**EXERCISE DIRECTIONS:**
Only lines with the word "JSON" are wanted; copy each of them from the listing below.

**SUPPLIED MATERIAL:**
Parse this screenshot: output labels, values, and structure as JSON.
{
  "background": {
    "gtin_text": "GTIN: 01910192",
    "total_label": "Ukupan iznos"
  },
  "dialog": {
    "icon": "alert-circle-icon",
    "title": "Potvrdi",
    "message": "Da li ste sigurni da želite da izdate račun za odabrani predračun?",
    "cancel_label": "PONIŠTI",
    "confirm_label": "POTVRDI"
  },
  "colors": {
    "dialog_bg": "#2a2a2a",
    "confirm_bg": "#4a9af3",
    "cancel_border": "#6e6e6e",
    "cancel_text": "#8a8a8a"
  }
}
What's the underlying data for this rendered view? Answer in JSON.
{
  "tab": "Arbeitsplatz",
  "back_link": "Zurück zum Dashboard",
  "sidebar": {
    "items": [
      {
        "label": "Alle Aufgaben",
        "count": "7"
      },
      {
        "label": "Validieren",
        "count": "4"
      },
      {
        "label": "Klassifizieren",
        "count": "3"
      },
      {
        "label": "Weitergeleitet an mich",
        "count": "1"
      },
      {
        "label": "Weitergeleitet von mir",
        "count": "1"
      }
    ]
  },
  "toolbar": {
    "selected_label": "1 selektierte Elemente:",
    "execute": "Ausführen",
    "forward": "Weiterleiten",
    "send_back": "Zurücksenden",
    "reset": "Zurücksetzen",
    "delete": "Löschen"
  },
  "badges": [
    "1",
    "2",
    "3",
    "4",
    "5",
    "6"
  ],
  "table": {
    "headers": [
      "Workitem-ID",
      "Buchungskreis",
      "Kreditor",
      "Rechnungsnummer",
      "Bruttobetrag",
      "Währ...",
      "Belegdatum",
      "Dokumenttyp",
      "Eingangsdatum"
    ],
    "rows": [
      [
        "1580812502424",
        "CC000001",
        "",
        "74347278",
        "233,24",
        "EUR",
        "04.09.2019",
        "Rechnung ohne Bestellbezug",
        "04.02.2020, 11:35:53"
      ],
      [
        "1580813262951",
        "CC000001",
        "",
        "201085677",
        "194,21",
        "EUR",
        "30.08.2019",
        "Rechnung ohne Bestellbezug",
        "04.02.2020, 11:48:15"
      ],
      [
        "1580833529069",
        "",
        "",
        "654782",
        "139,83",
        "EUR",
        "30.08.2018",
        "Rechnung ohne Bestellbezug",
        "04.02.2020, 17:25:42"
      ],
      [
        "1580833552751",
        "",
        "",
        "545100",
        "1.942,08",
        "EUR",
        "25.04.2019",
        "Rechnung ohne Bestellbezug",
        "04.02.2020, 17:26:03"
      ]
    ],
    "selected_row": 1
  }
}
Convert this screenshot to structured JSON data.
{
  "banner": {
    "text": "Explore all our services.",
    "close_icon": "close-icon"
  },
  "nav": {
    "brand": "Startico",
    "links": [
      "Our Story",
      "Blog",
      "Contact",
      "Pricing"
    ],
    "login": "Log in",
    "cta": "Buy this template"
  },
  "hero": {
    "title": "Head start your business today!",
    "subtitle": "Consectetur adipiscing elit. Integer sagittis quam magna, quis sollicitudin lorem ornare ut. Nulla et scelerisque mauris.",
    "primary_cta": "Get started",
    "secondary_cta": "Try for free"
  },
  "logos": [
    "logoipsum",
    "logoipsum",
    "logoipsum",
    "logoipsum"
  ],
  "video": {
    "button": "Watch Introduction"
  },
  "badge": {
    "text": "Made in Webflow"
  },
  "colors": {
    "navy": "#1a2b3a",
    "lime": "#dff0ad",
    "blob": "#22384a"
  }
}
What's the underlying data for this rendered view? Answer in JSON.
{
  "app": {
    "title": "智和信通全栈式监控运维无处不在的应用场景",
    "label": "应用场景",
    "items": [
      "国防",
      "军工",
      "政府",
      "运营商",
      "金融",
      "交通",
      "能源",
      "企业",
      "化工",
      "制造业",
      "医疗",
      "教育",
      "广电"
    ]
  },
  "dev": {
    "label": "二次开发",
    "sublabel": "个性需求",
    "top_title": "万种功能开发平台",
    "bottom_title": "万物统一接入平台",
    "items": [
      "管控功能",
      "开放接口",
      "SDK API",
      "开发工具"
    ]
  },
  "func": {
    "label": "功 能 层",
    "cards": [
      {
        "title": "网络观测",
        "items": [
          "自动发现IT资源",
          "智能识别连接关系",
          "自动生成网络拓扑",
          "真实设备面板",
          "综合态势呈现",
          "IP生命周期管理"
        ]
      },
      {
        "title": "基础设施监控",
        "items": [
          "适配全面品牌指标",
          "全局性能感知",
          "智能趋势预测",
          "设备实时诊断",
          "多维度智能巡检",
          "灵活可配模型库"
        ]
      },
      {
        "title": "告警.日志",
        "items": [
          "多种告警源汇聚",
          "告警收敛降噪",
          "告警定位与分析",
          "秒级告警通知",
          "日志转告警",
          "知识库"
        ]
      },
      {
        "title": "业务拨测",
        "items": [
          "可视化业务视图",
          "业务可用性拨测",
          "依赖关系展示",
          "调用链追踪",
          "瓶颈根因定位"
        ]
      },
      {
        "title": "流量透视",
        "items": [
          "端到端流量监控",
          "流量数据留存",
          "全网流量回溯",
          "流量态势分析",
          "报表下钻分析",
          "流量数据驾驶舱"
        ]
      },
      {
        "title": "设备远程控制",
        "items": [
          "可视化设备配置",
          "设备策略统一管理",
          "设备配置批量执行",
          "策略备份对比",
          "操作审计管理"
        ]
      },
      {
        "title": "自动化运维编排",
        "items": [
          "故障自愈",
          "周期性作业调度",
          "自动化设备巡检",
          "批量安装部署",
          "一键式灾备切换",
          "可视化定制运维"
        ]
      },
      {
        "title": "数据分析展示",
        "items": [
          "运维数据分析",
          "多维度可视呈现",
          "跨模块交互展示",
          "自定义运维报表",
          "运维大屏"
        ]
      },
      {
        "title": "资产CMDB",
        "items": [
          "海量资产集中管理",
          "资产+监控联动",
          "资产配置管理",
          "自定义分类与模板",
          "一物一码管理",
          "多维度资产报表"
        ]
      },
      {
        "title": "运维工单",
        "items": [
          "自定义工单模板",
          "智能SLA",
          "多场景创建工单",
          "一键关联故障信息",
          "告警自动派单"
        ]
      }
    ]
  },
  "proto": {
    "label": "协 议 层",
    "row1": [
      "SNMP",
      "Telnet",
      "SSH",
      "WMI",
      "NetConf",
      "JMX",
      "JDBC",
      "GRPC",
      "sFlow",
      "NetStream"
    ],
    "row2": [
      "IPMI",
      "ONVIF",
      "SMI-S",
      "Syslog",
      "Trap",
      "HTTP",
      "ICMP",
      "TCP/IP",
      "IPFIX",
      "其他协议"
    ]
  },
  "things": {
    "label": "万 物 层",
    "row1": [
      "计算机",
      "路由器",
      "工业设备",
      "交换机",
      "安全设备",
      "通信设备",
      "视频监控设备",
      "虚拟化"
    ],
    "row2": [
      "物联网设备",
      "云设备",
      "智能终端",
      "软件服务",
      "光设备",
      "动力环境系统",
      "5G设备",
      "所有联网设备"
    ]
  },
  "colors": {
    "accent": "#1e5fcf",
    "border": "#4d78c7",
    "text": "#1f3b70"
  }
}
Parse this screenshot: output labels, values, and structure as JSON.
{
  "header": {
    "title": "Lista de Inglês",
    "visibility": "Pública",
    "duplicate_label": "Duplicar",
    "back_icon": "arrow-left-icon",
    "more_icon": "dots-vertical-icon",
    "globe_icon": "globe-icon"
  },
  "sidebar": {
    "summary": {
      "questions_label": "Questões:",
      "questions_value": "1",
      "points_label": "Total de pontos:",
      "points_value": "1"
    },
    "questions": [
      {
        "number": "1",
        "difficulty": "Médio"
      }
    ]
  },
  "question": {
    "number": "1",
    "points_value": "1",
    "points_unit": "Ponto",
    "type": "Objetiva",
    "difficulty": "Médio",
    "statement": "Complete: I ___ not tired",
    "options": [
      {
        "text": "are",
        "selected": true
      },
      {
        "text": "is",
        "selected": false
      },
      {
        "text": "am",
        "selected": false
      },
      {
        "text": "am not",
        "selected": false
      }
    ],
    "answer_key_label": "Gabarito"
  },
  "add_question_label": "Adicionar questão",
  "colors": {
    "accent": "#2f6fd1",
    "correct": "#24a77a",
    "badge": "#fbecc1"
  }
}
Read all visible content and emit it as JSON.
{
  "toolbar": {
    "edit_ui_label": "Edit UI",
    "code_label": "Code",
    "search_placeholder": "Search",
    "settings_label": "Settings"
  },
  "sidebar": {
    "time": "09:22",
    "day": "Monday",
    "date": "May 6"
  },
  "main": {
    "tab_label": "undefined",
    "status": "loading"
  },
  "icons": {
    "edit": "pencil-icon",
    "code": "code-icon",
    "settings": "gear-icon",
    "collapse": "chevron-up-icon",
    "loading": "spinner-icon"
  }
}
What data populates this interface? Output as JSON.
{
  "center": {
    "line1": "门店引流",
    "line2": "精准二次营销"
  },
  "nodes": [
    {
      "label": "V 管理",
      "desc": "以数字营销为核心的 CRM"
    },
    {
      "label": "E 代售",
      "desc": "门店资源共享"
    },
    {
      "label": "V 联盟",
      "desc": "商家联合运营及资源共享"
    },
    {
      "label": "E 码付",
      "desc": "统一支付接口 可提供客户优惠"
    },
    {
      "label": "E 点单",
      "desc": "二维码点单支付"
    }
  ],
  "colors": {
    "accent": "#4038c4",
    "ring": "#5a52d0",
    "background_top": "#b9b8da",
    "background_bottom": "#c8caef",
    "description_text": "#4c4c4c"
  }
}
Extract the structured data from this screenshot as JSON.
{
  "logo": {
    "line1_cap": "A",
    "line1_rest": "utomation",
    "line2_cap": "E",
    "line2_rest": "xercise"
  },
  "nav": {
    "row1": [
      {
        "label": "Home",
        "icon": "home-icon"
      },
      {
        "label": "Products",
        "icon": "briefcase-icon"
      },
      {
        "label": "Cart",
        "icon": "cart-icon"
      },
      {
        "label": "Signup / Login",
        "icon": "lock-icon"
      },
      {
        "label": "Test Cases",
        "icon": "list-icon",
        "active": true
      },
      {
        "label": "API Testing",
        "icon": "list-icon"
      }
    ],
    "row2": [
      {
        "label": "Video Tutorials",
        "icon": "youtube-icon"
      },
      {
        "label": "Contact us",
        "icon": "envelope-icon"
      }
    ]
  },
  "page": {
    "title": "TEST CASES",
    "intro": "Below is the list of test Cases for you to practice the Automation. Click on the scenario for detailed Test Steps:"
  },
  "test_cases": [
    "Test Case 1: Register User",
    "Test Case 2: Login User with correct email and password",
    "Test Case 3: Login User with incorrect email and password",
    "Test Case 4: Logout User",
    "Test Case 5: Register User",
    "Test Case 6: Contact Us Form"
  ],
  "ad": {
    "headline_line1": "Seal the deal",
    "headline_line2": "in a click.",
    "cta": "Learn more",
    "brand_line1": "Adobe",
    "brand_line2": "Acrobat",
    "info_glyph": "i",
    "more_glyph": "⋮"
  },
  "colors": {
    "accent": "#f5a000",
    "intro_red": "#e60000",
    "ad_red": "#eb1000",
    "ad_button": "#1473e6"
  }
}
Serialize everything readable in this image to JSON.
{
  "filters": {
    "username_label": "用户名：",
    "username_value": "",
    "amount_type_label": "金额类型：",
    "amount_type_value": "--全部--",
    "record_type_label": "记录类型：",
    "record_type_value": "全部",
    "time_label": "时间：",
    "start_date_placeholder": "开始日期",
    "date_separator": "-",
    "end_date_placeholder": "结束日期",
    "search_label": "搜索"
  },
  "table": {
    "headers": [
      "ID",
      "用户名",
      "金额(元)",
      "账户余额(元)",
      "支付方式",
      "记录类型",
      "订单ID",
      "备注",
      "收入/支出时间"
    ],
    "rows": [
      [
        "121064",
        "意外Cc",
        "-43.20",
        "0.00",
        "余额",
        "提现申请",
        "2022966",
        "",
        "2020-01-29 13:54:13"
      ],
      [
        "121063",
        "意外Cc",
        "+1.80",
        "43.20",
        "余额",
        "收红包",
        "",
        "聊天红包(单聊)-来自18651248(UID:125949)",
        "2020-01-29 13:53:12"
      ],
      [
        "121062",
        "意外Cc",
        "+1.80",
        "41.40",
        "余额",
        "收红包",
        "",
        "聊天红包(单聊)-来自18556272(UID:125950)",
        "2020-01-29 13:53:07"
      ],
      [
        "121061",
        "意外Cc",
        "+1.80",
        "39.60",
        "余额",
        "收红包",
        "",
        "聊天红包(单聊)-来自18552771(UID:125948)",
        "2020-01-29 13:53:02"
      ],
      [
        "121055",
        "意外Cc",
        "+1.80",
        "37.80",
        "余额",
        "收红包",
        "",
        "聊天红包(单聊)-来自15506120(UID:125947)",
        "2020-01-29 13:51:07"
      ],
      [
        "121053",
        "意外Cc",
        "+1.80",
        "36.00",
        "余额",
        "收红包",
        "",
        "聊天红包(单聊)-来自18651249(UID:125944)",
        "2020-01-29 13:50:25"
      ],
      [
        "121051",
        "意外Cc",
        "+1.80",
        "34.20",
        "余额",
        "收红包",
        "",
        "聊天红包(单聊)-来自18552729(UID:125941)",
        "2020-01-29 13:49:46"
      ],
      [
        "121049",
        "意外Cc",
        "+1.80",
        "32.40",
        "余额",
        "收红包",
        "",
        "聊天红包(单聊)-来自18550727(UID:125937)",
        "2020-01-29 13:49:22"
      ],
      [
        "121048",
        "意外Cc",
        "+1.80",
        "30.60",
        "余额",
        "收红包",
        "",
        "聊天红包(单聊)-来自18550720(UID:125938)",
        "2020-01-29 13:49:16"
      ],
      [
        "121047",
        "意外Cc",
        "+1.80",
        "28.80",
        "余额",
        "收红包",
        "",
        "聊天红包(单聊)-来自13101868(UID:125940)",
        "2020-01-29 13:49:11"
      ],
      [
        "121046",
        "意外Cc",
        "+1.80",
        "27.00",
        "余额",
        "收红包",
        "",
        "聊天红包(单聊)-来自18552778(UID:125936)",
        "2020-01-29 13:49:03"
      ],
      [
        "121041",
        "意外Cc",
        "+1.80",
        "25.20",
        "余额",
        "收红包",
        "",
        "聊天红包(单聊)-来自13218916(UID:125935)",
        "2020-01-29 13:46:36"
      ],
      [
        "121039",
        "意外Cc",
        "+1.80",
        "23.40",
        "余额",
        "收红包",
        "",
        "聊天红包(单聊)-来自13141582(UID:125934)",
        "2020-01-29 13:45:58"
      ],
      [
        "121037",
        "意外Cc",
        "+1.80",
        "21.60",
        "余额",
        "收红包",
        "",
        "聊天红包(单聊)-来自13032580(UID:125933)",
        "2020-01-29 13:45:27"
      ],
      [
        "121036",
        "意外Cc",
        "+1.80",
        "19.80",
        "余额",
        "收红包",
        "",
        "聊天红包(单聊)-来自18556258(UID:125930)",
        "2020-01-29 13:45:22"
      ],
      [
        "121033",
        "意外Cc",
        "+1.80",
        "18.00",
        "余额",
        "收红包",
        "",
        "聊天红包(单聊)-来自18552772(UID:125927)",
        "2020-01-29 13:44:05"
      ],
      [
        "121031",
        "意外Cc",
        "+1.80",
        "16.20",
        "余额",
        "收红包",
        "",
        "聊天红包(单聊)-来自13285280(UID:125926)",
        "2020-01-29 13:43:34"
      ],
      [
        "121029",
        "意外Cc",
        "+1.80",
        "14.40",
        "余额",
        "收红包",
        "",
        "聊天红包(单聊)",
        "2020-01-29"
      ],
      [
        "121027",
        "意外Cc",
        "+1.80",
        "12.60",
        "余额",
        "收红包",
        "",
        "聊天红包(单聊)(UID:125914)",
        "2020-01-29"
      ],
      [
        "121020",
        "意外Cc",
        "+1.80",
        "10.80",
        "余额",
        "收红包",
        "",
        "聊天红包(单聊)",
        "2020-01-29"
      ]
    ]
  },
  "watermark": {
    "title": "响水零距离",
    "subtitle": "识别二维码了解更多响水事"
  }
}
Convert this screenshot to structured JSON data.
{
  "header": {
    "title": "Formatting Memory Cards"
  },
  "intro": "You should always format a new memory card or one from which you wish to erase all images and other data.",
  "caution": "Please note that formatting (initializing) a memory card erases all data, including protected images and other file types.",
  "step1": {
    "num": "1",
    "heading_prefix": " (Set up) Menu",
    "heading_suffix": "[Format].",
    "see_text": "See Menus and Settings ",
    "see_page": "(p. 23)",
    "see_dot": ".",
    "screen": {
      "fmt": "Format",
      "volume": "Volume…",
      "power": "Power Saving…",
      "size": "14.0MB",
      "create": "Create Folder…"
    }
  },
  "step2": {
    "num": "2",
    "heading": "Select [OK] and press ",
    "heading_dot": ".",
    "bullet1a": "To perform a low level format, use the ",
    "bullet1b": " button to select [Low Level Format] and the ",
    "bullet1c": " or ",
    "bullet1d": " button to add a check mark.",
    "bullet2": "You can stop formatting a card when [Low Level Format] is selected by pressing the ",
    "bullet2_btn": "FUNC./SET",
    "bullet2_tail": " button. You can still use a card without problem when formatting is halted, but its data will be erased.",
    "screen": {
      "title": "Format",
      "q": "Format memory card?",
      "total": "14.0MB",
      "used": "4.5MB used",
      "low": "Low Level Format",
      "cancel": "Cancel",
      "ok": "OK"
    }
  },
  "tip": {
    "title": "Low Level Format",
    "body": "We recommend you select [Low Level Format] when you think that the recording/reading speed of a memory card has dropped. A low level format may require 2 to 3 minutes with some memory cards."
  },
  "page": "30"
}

**OUTPUT FOR THIS EXERCISE:**
Parse this screenshot: output labels, values, and structure as JSON.
What's the underlying data for this rendered view? Answer in JSON.
Convert this screenshot to structured JSON data.
What's the underlying data for this rendered view? Answer in JSON.
Parse this screenshot: output labels, values, and structure as JSON.
Read all visible content and emit it as JSON.
What data populates this interface? Output as JSON.
Extract the structured data from this screenshot as JSON.
Serialize everything readable in this image to JSON.
Convert this screenshot to structured JSON data.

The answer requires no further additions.